2009 - Celebration of a collection “Les Masques” part 2

2009 - Celebration of a collection “Les Masques”

Rating: 55 %1000 with 391 votes
Published by 571 on July 14th, 2009 at 05:26 p.m..
Do you like this? Yes 1 Not so much 0

During a visit to the Ethnographic Museum at the Trocadéro in Paris, he found material to nurture his formal quest: “All alone in this frightful museum with masks, Red Indian dolls and dust-covered mannequins. The Demoiselles d’Avignon must have come to me that very day, not at all because of the forms, but because it was my first exorcism painting!”(1). According to the painter Wassily Kandinsky, Picasso “owes the success of his quest to African art”(3). And he was not the only one. “A whole string of French painters and, in their wake, foreign painters set off down this newly-opened path; this was the starting point of the Cubist movement,” he wrote in 1910 (3).

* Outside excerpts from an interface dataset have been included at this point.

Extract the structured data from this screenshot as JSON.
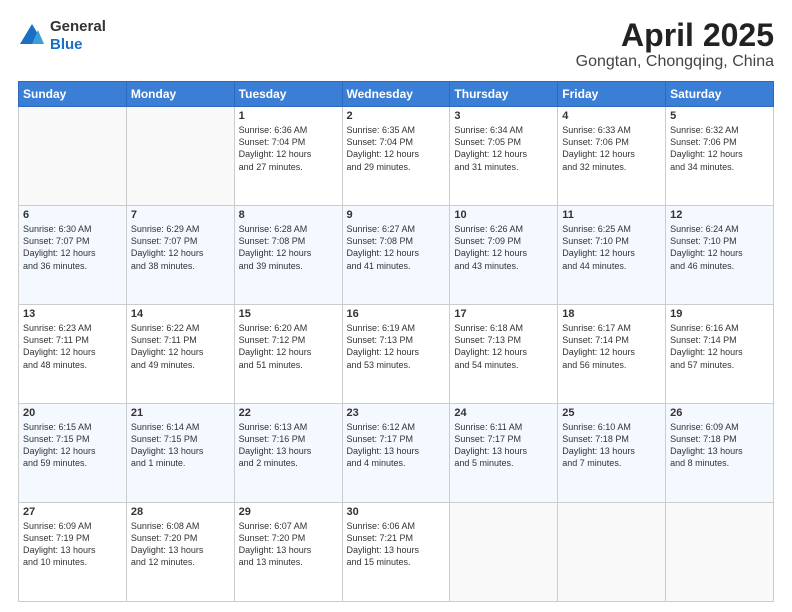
{
  "header": {
    "logo_general": "General",
    "logo_blue": "Blue",
    "title": "April 2025",
    "subtitle": "Gongtan, Chongqing, China"
  },
  "calendar": {
    "days_of_week": [
      "Sunday",
      "Monday",
      "Tuesday",
      "Wednesday",
      "Thursday",
      "Friday",
      "Saturday"
    ],
    "weeks": [
      [
        {
          "day": "",
          "content": ""
        },
        {
          "day": "",
          "content": ""
        },
        {
          "day": "1",
          "content": "Sunrise: 6:36 AM\nSunset: 7:04 PM\nDaylight: 12 hours\nand 27 minutes."
        },
        {
          "day": "2",
          "content": "Sunrise: 6:35 AM\nSunset: 7:04 PM\nDaylight: 12 hours\nand 29 minutes."
        },
        {
          "day": "3",
          "content": "Sunrise: 6:34 AM\nSunset: 7:05 PM\nDaylight: 12 hours\nand 31 minutes."
        },
        {
          "day": "4",
          "content": "Sunrise: 6:33 AM\nSunset: 7:06 PM\nDaylight: 12 hours\nand 32 minutes."
        },
        {
          "day": "5",
          "content": "Sunrise: 6:32 AM\nSunset: 7:06 PM\nDaylight: 12 hours\nand 34 minutes."
        }
      ],
      [
        {
          "day": "6",
          "content": "Sunrise: 6:30 AM\nSunset: 7:07 PM\nDaylight: 12 hours\nand 36 minutes."
        },
        {
          "day": "7",
          "content": "Sunrise: 6:29 AM\nSunset: 7:07 PM\nDaylight: 12 hours\nand 38 minutes."
        },
        {
          "day": "8",
          "content": "Sunrise: 6:28 AM\nSunset: 7:08 PM\nDaylight: 12 hours\nand 39 minutes."
        },
        {
          "day": "9",
          "content": "Sunrise: 6:27 AM\nSunset: 7:08 PM\nDaylight: 12 hours\nand 41 minutes."
        },
        {
          "day": "10",
          "content": "Sunrise: 6:26 AM\nSunset: 7:09 PM\nDaylight: 12 hours\nand 43 minutes."
        },
        {
          "day": "11",
          "content": "Sunrise: 6:25 AM\nSunset: 7:10 PM\nDaylight: 12 hours\nand 44 minutes."
        },
        {
          "day": "12",
          "content": "Sunrise: 6:24 AM\nSunset: 7:10 PM\nDaylight: 12 hours\nand 46 minutes."
        }
      ],
      [
        {
          "day": "13",
          "content": "Sunrise: 6:23 AM\nSunset: 7:11 PM\nDaylight: 12 hours\nand 48 minutes."
        },
        {
          "day": "14",
          "content": "Sunrise: 6:22 AM\nSunset: 7:11 PM\nDaylight: 12 hours\nand 49 minutes."
        },
        {
          "day": "15",
          "content": "Sunrise: 6:20 AM\nSunset: 7:12 PM\nDaylight: 12 hours\nand 51 minutes."
        },
        {
          "day": "16",
          "content": "Sunrise: 6:19 AM\nSunset: 7:13 PM\nDaylight: 12 hours\nand 53 minutes."
        },
        {
          "day": "17",
          "content": "Sunrise: 6:18 AM\nSunset: 7:13 PM\nDaylight: 12 hours\nand 54 minutes."
        },
        {
          "day": "18",
          "content": "Sunrise: 6:17 AM\nSunset: 7:14 PM\nDaylight: 12 hours\nand 56 minutes."
        },
        {
          "day": "19",
          "content": "Sunrise: 6:16 AM\nSunset: 7:14 PM\nDaylight: 12 hours\nand 57 minutes."
        }
      ],
      [
        {
          "day": "20",
          "content": "Sunrise: 6:15 AM\nSunset: 7:15 PM\nDaylight: 12 hours\nand 59 minutes."
        },
        {
          "day": "21",
          "content": "Sunrise: 6:14 AM\nSunset: 7:15 PM\nDaylight: 13 hours\nand 1 minute."
        },
        {
          "day": "22",
          "content": "Sunrise: 6:13 AM\nSunset: 7:16 PM\nDaylight: 13 hours\nand 2 minutes."
        },
        {
          "day": "23",
          "content": "Sunrise: 6:12 AM\nSunset: 7:17 PM\nDaylight: 13 hours\nand 4 minutes."
        },
        {
          "day": "24",
          "content": "Sunrise: 6:11 AM\nSunset: 7:17 PM\nDaylight: 13 hours\nand 5 minutes."
        },
        {
          "day": "25",
          "content": "Sunrise: 6:10 AM\nSunset: 7:18 PM\nDaylight: 13 hours\nand 7 minutes."
        },
        {
          "day": "26",
          "content": "Sunrise: 6:09 AM\nSunset: 7:18 PM\nDaylight: 13 hours\nand 8 minutes."
        }
      ],
      [
        {
          "day": "27",
          "content": "Sunrise: 6:09 AM\nSunset: 7:19 PM\nDaylight: 13 hours\nand 10 minutes."
        },
        {
          "day": "28",
          "content": "Sunrise: 6:08 AM\nSunset: 7:20 PM\nDaylight: 13 hours\nand 12 minutes."
        },
        {
          "day": "29",
          "content": "Sunrise: 6:07 AM\nSunset: 7:20 PM\nDaylight: 13 hours\nand 13 minutes."
        },
        {
          "day": "30",
          "content": "Sunrise: 6:06 AM\nSunset: 7:21 PM\nDaylight: 13 hours\nand 15 minutes."
        },
        {
          "day": "",
          "content": ""
        },
        {
          "day": "",
          "content": ""
        },
        {
          "day": "",
          "content": ""
        }
      ]
    ]
  }
}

It was after discovering rice spoons from the Ivory Coast that Giacometti sculpted his Spoon Woman in late 1926. In 1936, the Exposition Surréaliste d’Objets, organised by André Breton at the Charles Ratton Gallery, brought together for the first time works by Salvador Dali, Max Ernst, Mirò and Giacometti with four Eskimo masks belonging to the Heye Foundation in New York. The tribal art of the Americas, with its various objects made from recuperated and ingeniously recycled material, was an unrecognised area at that time.

Mirrors of the human and divine
While painters, sculptors and poets were quick to appreciate the intrinsic artistic value of these objects, institutions took a little longer, so these masks and statuettes were more often than not exhibited in ethnographic rather than art museums.

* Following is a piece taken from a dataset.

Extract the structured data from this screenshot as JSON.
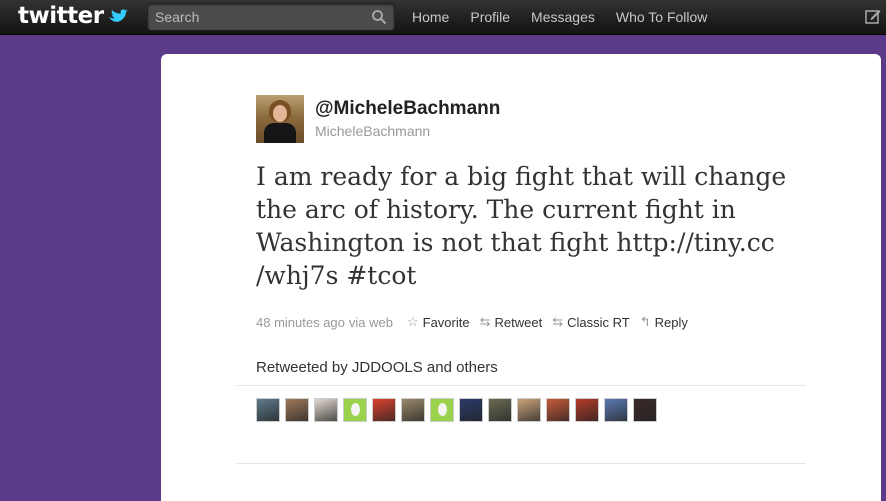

The value of tribal art does not reside essentially in its aesthetic aspect, even though this is important. Its true beauty is linked to its usage and use, to the hands which have held it and touched it. Not to mention the powers with which it has been invested on a particular continent, at a particular time, by a particular people, according to a particular religious tradition. Like the reredoses of the Middle Ages or Giotto’s frescoes, these masks have a function associated with initiations and religious rites and denote social distinction. They are, at the same time, the personification of a divinity and a spiritual entity, as well as a mirror held out to men, across time and borders, encouraging them to ask themselves those universal questions relating to the mysteries of birth, life and death, and to the relationship between the visible and invisible, between the human and the divine.

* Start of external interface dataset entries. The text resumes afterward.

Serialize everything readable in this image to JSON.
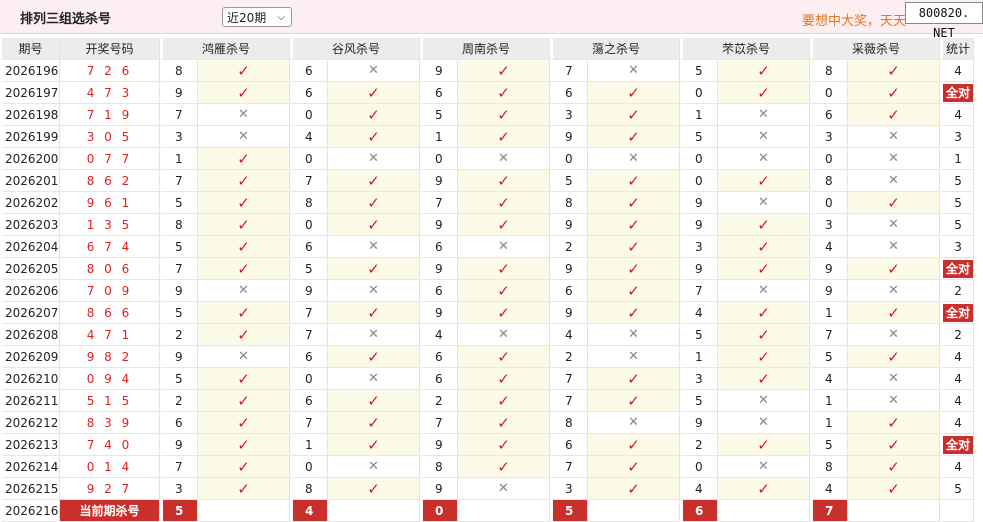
{
  "header": {
    "title": "排列三组选杀号",
    "period": "近20期",
    "slogan": "要想中大奖，天天",
    "watermark": "800820. NET"
  },
  "columns": {
    "issue": "期号",
    "nums": "开奖号码",
    "stat": "统计",
    "methods": [
      "鸿雁杀号",
      "谷风杀号",
      "周南杀号",
      "蕩之杀号",
      "芣苡杀号",
      "采薇杀号"
    ]
  },
  "rows": [
    {
      "issue": "2026196",
      "nums": "7 2 6",
      "k": [
        [
          "8",
          1
        ],
        [
          "6",
          0
        ],
        [
          "9",
          1
        ],
        [
          "7",
          0
        ],
        [
          "5",
          1
        ],
        [
          "8",
          1
        ]
      ],
      "stat": "4"
    },
    {
      "issue": "2026197",
      "nums": "4 7 3",
      "k": [
        [
          "9",
          1
        ],
        [
          "6",
          1
        ],
        [
          "6",
          1
        ],
        [
          "6",
          1
        ],
        [
          "0",
          1
        ],
        [
          "0",
          1
        ]
      ],
      "stat": "全对"
    },
    {
      "issue": "2026198",
      "nums": "7 1 9",
      "k": [
        [
          "7",
          0
        ],
        [
          "0",
          1
        ],
        [
          "5",
          1
        ],
        [
          "3",
          1
        ],
        [
          "1",
          0
        ],
        [
          "6",
          1
        ]
      ],
      "stat": "4"
    },
    {
      "issue": "2026199",
      "nums": "3 0 5",
      "k": [
        [
          "3",
          0
        ],
        [
          "4",
          1
        ],
        [
          "1",
          1
        ],
        [
          "9",
          1
        ],
        [
          "5",
          0
        ],
        [
          "3",
          0
        ]
      ],
      "stat": "3"
    },
    {
      "issue": "2026200",
      "nums": "0 7 7",
      "k": [
        [
          "1",
          1
        ],
        [
          "0",
          0
        ],
        [
          "0",
          0
        ],
        [
          "0",
          0
        ],
        [
          "0",
          0
        ],
        [
          "0",
          0
        ]
      ],
      "stat": "1"
    },
    {
      "issue": "2026201",
      "nums": "8 6 2",
      "k": [
        [
          "7",
          1
        ],
        [
          "7",
          1
        ],
        [
          "9",
          1
        ],
        [
          "5",
          1
        ],
        [
          "0",
          1
        ],
        [
          "8",
          0
        ]
      ],
      "stat": "5"
    },
    {
      "issue": "2026202",
      "nums": "9 6 1",
      "k": [
        [
          "5",
          1
        ],
        [
          "8",
          1
        ],
        [
          "7",
          1
        ],
        [
          "8",
          1
        ],
        [
          "9",
          0
        ],
        [
          "0",
          1
        ]
      ],
      "stat": "5"
    },
    {
      "issue": "2026203",
      "nums": "1 3 5",
      "k": [
        [
          "8",
          1
        ],
        [
          "0",
          1
        ],
        [
          "9",
          1
        ],
        [
          "9",
          1
        ],
        [
          "9",
          1
        ],
        [
          "3",
          0
        ]
      ],
      "stat": "5"
    },
    {
      "issue": "2026204",
      "nums": "6 7 4",
      "k": [
        [
          "5",
          1
        ],
        [
          "6",
          0
        ],
        [
          "6",
          0
        ],
        [
          "2",
          1
        ],
        [
          "3",
          1
        ],
        [
          "4",
          0
        ]
      ],
      "stat": "3"
    },
    {
      "issue": "2026205",
      "nums": "8 0 6",
      "k": [
        [
          "7",
          1
        ],
        [
          "5",
          1
        ],
        [
          "9",
          1
        ],
        [
          "9",
          1
        ],
        [
          "9",
          1
        ],
        [
          "9",
          1
        ]
      ],
      "stat": "全对"
    },
    {
      "issue": "2026206",
      "nums": "7 0 9",
      "k": [
        [
          "9",
          0
        ],
        [
          "9",
          0
        ],
        [
          "6",
          1
        ],
        [
          "6",
          1
        ],
        [
          "7",
          0
        ],
        [
          "9",
          0
        ]
      ],
      "stat": "2"
    },
    {
      "issue": "2026207",
      "nums": "8 6 6",
      "k": [
        [
          "5",
          1
        ],
        [
          "7",
          1
        ],
        [
          "9",
          1
        ],
        [
          "9",
          1
        ],
        [
          "4",
          1
        ],
        [
          "1",
          1
        ]
      ],
      "stat": "全对"
    },
    {
      "issue": "2026208",
      "nums": "4 7 1",
      "k": [
        [
          "2",
          1
        ],
        [
          "7",
          0
        ],
        [
          "4",
          0
        ],
        [
          "4",
          0
        ],
        [
          "5",
          1
        ],
        [
          "7",
          0
        ]
      ],
      "stat": "2"
    },
    {
      "issue": "2026209",
      "nums": "9 8 2",
      "k": [
        [
          "9",
          0
        ],
        [
          "6",
          1
        ],
        [
          "6",
          1
        ],
        [
          "2",
          0
        ],
        [
          "1",
          1
        ],
        [
          "5",
          1
        ]
      ],
      "stat": "4"
    },
    {
      "issue": "2026210",
      "nums": "0 9 4",
      "k": [
        [
          "5",
          1
        ],
        [
          "0",
          0
        ],
        [
          "6",
          1
        ],
        [
          "7",
          1
        ],
        [
          "3",
          1
        ],
        [
          "4",
          0
        ]
      ],
      "stat": "4"
    },
    {
      "issue": "2026211",
      "nums": "5 1 5",
      "k": [
        [
          "2",
          1
        ],
        [
          "6",
          1
        ],
        [
          "2",
          1
        ],
        [
          "7",
          1
        ],
        [
          "5",
          0
        ],
        [
          "1",
          0
        ]
      ],
      "stat": "4"
    },
    {
      "issue": "2026212",
      "nums": "8 3 9",
      "k": [
        [
          "6",
          1
        ],
        [
          "7",
          1
        ],
        [
          "7",
          1
        ],
        [
          "8",
          0
        ],
        [
          "9",
          0
        ],
        [
          "1",
          1
        ]
      ],
      "stat": "4"
    },
    {
      "issue": "2026213",
      "nums": "7 4 0",
      "k": [
        [
          "9",
          1
        ],
        [
          "1",
          1
        ],
        [
          "9",
          1
        ],
        [
          "6",
          1
        ],
        [
          "2",
          1
        ],
        [
          "5",
          1
        ]
      ],
      "stat": "全对"
    },
    {
      "issue": "2026214",
      "nums": "0 1 4",
      "k": [
        [
          "7",
          1
        ],
        [
          "0",
          0
        ],
        [
          "8",
          1
        ],
        [
          "7",
          1
        ],
        [
          "0",
          0
        ],
        [
          "8",
          1
        ]
      ],
      "stat": "4"
    },
    {
      "issue": "2026215",
      "nums": "9 2 7",
      "k": [
        [
          "3",
          1
        ],
        [
          "8",
          1
        ],
        [
          "9",
          0
        ],
        [
          "3",
          1
        ],
        [
          "4",
          1
        ],
        [
          "4",
          1
        ]
      ],
      "stat": "5"
    }
  ],
  "current": {
    "issue": "2026216",
    "label": "当前期杀号",
    "k": [
      "5",
      "4",
      "0",
      "5",
      "6",
      "7"
    ]
  },
  "symbols": {
    "ok": "✓",
    "no": "✕"
  }
}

The true Art of time
Setting aside the symbolism and magic associated with these masks, there is a certain logic in bringing tribal art and the art of watchmaking together: both are the offspring of time.

The real sculptor of an object, the one who gives it its patina and significance, who hollows out or softens its contours, is time. Masks were born of a necessity. Used at every ritual, serving to mark the seasons and accompanying both the living and the dead, they possessed a clear chronological dimension. It is also easy to draw a parallel between the anonymous work of a sculptor who has created a mask and that of a watchmaker at his workbench, working away for months, sometimes years, to bring a new movement to life. When the work is finished, both craftsmen are dispossessed of the object, which does not usually bear their name. It becomes instead the property of the person who uses it and will be passed down from generation to generation, bearing with it so many questions and so few answers.

Simply copy this code and paste it on your forum or blog to make a link to this content

Similar to Vacheron Constantin Métiers d’Art “Les Masques”

Vacheron Constantin OCEANIA - INDONESIA

2009: Presentation of the third and final set “Les Masques”

Vacheron Constantin at the Metropolitan Museum of Art of New York

Vacheron Constantin organised an exceptional evening event at the Metropolitan Museum of Art of New York as part of the inauguration of “African and Oceanic Art from the Barbier-Mueller Museum, Geneva: a Legacy of Collecting”,an exhibition dedicated to the masterpieces from the Barbier-Mueller famil

Vacheron Constantin ASIA - CHINA

2009: Presentation of the third and final set “Les Masques”

Vacheron Constantin AFRICA - GABON

2009: Presentation of the third and final set “Les Masques”

Vacheron Constantin AMERICAS - MEXICO

2009: Presentation of the third and final set “Les Masques”